Beasts Clawing at Straws

When sauna attendant Jung-Man (Bae Seong-woo), financially dependent on his nagging, incontinent mother (Youn Yuh-Jung), finds a Louis Vuitton bag stuffed with cash, he sees it as a ticket to freedom for him and his put upon wife.  Unfortunately, that bag is being sought by not only its original owner, the local port’s customs officer Tae-Young (Jung Woo-sung), but the man he’s in debt to, Mr. Park, and will also become of interest to the port’s criminal fishing enterprise, Tae-Young’s missing brothel-owning girlfriend Yeon-Hee (Jeon Do-yeon, "Secret Sunshine") and a sexy masseuse, Mi Ran, (Shin Hyun-bin) whose dim-witted blond Chinese client Jin-tae (Jung Ga-rum) wants to save her from her abusive husband.  They’re all “Beasts Clawing at Straws.”

Laura's Review: B

First time feature writer/director Kim Yong-hoon won the Special jury award at the 2020 Rotterdam Film Festival for his blackly comic neo noir.  Adapted from a novel by Keisuke Sone, the film, while hardly original, is reminiscent of the Coen brothers’ films like “Blood Simple” and “Fargo” and has enough surprises and intricate plotting up its sleeve for a darkly amusing evening’s entertainment.

The film is separated into five chapters, the first of which, ‘Debt,’ fleshes out its hard luck cases.  If Jung-Man feels guilty about his wife’s burden dealing with his shrew of a mother, Tae-Young will be introduced to the pier’s crime boss’s goon, a hulking goon who likes to eat raw intestines, the implication being his may soon be on the menu.  The remaining chapters – ‘Sucker,’ ‘Food Chain,’ ‘Shark,’ ‘Lucky Strike’ and ‘Money Bag’ more or less chart the story’s arc, one in which club runners for the fishy mob are named Carp, shark tattoos indicate more than body adornment and a cigarette brand may or may not be well named.  The movie may feature abused women, but it also features a fearless femme fatale and this film’s dumb blond is a Chinese man.  There’s also a bone saw.  And a hungry cop.

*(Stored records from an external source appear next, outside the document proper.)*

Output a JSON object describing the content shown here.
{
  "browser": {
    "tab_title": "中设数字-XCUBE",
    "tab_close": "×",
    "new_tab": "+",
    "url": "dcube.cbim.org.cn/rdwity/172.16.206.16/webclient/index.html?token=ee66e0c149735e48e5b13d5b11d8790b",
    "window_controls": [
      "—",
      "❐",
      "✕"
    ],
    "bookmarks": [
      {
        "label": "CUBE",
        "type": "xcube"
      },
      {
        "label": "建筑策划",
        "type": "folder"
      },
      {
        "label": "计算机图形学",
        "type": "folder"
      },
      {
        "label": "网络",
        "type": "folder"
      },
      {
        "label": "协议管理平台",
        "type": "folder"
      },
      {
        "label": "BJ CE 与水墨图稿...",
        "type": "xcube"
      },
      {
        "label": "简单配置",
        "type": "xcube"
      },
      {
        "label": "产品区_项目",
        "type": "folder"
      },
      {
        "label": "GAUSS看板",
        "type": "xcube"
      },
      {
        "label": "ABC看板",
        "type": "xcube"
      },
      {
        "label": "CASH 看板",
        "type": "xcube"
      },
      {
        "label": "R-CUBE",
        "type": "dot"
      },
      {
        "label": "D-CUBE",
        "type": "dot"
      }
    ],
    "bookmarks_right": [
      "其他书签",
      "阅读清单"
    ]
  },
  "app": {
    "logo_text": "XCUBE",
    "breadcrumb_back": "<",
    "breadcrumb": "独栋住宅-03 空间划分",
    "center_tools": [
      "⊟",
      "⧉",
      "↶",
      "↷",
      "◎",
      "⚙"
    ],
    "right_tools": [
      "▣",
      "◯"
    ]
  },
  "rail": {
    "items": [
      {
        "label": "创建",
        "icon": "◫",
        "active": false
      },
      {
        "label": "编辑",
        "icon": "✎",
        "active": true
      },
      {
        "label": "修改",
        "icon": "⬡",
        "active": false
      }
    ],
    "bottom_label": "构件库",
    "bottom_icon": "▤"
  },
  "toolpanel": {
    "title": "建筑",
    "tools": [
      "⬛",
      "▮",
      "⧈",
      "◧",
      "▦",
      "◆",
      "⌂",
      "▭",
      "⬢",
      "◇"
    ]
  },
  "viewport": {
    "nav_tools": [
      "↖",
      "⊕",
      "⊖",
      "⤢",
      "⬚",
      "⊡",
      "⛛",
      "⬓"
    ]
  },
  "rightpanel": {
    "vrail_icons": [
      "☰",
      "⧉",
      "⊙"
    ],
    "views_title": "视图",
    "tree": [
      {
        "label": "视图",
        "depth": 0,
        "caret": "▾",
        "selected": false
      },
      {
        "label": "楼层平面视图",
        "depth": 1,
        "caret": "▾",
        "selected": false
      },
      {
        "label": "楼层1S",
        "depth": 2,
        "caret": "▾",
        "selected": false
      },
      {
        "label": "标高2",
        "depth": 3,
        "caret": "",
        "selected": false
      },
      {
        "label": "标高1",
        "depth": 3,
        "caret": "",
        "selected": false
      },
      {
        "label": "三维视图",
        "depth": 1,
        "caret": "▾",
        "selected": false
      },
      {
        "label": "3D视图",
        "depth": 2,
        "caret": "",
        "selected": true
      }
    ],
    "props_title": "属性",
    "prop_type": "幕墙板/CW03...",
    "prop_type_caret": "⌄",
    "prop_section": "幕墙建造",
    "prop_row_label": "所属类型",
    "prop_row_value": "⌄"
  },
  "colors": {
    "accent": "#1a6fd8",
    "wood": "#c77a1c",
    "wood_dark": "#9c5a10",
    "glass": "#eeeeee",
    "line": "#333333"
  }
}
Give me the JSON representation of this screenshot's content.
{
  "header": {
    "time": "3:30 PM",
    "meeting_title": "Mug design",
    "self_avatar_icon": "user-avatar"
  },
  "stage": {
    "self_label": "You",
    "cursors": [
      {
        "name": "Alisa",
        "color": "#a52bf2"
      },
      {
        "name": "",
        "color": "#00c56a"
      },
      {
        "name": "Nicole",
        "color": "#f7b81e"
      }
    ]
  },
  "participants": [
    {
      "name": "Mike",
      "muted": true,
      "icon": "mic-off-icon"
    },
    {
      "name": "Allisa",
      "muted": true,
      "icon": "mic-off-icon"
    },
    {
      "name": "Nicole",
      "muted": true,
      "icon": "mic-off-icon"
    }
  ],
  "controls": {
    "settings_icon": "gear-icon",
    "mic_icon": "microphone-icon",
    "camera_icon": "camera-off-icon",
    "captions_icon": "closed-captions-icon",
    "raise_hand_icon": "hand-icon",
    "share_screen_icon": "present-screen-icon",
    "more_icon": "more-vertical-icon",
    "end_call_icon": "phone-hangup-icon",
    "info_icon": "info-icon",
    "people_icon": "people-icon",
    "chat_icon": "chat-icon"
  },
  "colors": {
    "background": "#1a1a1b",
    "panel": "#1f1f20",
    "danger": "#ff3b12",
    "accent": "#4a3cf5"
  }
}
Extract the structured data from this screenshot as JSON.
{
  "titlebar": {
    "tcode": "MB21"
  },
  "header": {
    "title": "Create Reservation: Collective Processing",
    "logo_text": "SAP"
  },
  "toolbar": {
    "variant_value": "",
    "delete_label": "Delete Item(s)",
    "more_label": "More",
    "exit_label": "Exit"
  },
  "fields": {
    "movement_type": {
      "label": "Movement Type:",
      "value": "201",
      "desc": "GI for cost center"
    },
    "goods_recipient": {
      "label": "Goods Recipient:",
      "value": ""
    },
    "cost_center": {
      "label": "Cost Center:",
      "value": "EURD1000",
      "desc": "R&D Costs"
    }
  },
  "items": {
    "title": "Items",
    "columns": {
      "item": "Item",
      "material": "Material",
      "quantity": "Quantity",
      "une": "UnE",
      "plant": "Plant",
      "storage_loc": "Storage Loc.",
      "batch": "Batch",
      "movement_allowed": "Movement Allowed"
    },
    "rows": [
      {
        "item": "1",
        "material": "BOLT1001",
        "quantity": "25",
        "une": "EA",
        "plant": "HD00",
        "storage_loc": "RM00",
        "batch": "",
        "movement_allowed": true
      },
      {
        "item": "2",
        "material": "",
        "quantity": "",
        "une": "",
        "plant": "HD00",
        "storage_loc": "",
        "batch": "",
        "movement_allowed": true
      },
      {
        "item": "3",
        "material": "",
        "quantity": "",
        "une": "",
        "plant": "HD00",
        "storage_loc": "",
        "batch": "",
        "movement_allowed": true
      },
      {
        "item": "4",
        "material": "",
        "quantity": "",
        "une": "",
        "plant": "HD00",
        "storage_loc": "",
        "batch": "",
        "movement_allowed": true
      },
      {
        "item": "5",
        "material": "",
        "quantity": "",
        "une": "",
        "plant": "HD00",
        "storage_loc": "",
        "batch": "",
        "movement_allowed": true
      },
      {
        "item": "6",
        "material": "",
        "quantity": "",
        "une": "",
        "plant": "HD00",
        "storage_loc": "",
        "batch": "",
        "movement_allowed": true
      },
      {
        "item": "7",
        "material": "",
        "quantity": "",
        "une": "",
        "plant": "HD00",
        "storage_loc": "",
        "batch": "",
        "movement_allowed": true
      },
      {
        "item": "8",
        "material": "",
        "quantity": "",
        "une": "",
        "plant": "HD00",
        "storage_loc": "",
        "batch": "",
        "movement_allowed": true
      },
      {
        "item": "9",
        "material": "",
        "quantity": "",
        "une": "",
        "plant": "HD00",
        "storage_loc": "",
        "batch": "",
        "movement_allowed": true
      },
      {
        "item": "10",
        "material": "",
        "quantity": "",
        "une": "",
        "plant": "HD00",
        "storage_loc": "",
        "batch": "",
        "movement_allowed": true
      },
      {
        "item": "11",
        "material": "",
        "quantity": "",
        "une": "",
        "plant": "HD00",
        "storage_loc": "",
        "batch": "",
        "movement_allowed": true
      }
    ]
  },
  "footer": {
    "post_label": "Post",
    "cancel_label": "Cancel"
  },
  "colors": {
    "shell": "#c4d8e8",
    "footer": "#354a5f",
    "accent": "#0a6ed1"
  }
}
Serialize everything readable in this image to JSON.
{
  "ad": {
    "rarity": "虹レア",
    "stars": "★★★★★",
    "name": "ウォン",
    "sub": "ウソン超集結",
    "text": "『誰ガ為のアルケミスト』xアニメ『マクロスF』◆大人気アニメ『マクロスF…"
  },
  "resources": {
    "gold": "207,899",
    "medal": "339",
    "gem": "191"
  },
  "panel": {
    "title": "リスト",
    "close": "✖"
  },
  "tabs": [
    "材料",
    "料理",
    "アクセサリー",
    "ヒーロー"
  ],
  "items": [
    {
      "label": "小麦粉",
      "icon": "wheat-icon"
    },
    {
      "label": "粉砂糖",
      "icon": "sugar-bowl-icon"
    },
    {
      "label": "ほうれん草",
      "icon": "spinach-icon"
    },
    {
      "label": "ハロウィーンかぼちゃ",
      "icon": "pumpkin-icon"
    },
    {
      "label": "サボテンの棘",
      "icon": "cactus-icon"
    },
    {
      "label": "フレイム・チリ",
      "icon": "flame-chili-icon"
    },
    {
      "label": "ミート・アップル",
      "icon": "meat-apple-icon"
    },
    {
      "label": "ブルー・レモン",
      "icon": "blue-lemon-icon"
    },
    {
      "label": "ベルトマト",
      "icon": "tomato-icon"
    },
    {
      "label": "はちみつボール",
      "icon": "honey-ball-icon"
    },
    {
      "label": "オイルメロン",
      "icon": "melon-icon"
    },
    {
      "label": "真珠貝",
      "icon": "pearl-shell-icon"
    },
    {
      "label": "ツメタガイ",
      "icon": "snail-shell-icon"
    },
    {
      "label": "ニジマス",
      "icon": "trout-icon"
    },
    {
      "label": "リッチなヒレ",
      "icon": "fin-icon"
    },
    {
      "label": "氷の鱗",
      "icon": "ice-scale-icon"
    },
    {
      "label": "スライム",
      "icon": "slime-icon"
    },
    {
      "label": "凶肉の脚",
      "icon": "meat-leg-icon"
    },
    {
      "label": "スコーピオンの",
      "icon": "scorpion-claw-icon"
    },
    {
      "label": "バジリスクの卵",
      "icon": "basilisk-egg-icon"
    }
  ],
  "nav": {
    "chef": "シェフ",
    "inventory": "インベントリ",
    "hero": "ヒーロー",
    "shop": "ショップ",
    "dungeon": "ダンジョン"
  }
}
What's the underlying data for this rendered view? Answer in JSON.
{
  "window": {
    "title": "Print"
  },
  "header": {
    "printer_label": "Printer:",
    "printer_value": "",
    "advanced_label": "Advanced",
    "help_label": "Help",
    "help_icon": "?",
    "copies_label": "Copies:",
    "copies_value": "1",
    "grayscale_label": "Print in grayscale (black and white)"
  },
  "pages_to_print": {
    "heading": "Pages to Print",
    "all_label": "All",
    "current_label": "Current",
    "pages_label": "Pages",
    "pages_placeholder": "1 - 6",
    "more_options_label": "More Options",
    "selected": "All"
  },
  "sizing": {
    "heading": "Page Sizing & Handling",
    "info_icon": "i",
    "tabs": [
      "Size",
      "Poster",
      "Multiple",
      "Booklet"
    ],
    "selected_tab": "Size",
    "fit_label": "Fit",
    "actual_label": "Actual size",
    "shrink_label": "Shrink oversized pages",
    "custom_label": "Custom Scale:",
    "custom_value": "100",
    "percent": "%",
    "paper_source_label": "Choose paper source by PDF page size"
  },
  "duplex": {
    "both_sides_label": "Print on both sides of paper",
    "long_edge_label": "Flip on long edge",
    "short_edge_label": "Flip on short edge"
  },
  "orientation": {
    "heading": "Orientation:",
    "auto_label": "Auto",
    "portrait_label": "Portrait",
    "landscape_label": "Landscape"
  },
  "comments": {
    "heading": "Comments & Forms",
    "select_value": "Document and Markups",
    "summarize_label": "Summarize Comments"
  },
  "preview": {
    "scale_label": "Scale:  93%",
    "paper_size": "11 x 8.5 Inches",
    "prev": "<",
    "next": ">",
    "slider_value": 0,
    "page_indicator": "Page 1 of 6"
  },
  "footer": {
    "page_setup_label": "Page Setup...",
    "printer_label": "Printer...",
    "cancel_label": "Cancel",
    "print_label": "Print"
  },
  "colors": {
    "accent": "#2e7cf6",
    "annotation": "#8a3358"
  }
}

Yong-hoon keeps so many plates spinning in the air his pacing will leave you breathless.  Betrayals are thick among these thieves and the rain falls as heavily as an iron skillet on a protagonist’s head.  The innocent are mistaken for men marked for murder, adding complexity to hastily laid plans.  Best of all, the filmmaker knows just who to leave holding his bag.

Robin's Review: B

The cleaning guy at a local sauna finds a bag full of money in a locker. He stashes it away in a storage room and returns home to care for his demanding mother. But, the bag o’ cash is also of great interest to a corrupt port officer, a hostess in a men’s club and a notorious mob boss in “Beasts Clawing at Straws.”

First time writer-director Kim Yong-Hoon gives us a wacky, machine gun-paced crime thriller comedy that kept me amused from beginning to end. It is a kitchen sink kind of caper comedy that has the bag o’ money as the object of desire and that maguffin keeps our attention focused.

There are a bunch of players vying for the treasured bag and it could have been just a ball of confusion. But, the individual personalities and positions of the players are all kept distinct so all have a degree of dimension. This gangster-comedy-thriller-adventure flick combines the rapid pace and editing with a clever, appealing story that make this a whole lot of fun.

There is an assured feel to this debut by filmmaker Kim and shows he has a deft hand at both action and comedy. I look forward to his next.